◆ Your objective
Show all lines below holding the string "name".

◆ Records for this task
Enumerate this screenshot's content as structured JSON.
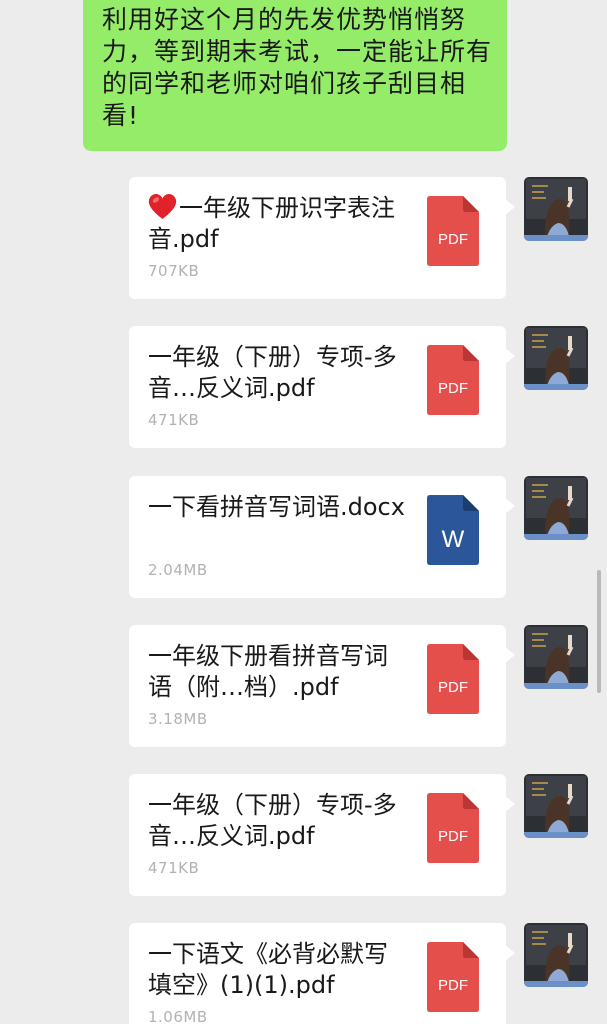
{
  "conversation": {
    "text_message": "利用好这个月的先发优势悄悄努力，等到期末考试，一定能让所有的同学和老师对咱们孩子刮目相看!",
    "files": [
      {
        "name": "一年级下册识字表注音.pdf",
        "size": "707KB",
        "type": "PDF",
        "icon": "pdf-icon",
        "has_heart": true,
        "heart_icon": "red-heart-emoji"
      },
      {
        "name": "一年级（下册）专项-多音…反义词.pdf",
        "size": "471KB",
        "type": "PDF",
        "icon": "pdf-icon",
        "has_heart": false
      },
      {
        "name": "一下看拼音写词语.docx",
        "size": "2.04MB",
        "type": "W",
        "icon": "word-icon",
        "has_heart": false
      },
      {
        "name": "一年级下册看拼音写词语（附…档）.pdf",
        "size": "3.18MB",
        "type": "PDF",
        "icon": "pdf-icon",
        "has_heart": false
      },
      {
        "name": "一年级（下册）专项-多音…反义词.pdf",
        "size": "471KB",
        "type": "PDF",
        "icon": "pdf-icon",
        "has_heart": false
      },
      {
        "name": "一下语文《必背必默写填空》(1)(1).pdf",
        "size": "1.06MB",
        "type": "PDF",
        "icon": "pdf-icon",
        "has_heart": false
      }
    ],
    "sender_avatar": "teacher-at-blackboard-avatar"
  },
  "colors": {
    "background": "#ececec",
    "bubble_green": "#95ec69",
    "pdf_red": "#e44e4b",
    "word_blue": "#2b579a",
    "file_size_gray": "#b2b2b2"
  }
}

◆ Answer for the task
        "name": "一年级下册识字表注音.pdf",
        "name": "一年级（下册）专项-多音…反义词.pdf",
        "name": "一下看拼音写词语.docx",
        "name": "一年级下册看拼音写词语（附…档）.pdf",
        "name": "一年级（下册）专项-多音…反义词.pdf",
        "name": "一下语文《必背必默写填空》(1)(1).pdf",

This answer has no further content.